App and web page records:

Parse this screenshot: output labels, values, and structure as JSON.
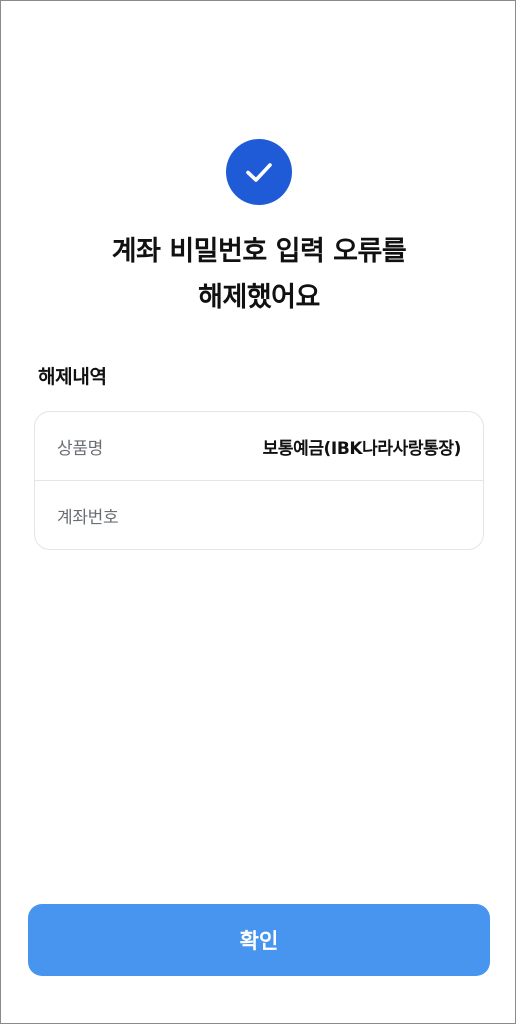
{
  "result": {
    "icon": "check-icon",
    "accent_color": "#1f5bd6",
    "title_line1": "계좌 비밀번호 입력 오류를",
    "title_line2": "해제했어요"
  },
  "details": {
    "section_label": "해제내역",
    "rows": [
      {
        "label": "상품명",
        "value": "보통예금(IBK나라사랑통장)"
      },
      {
        "label": "계좌번호",
        "value": ""
      }
    ]
  },
  "footer": {
    "confirm_label": "확인",
    "button_color": "#4895ef"
  }
}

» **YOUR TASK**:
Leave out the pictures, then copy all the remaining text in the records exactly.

» **TASK RESPONSE**:
Parse this screenshot: output labels, values, and structure as JSON.
{
  "result": {
    "icon": "check-icon",
    "accent_color": "#1f5bd6",
    "title_line1": "계좌 비밀번호 입력 오류를",
    "title_line2": "해제했어요"
  },
  "details": {
    "section_label": "해제내역",
    "rows": [
      {
        "label": "상품명",
        "value": "보통예금(IBK나라사랑통장)"
      },
      {
        "label": "계좌번호",
        "value": ""
      }
    ]
  },
  "footer": {
    "confirm_label": "확인",
    "button_color": "#4895ef"
  }
}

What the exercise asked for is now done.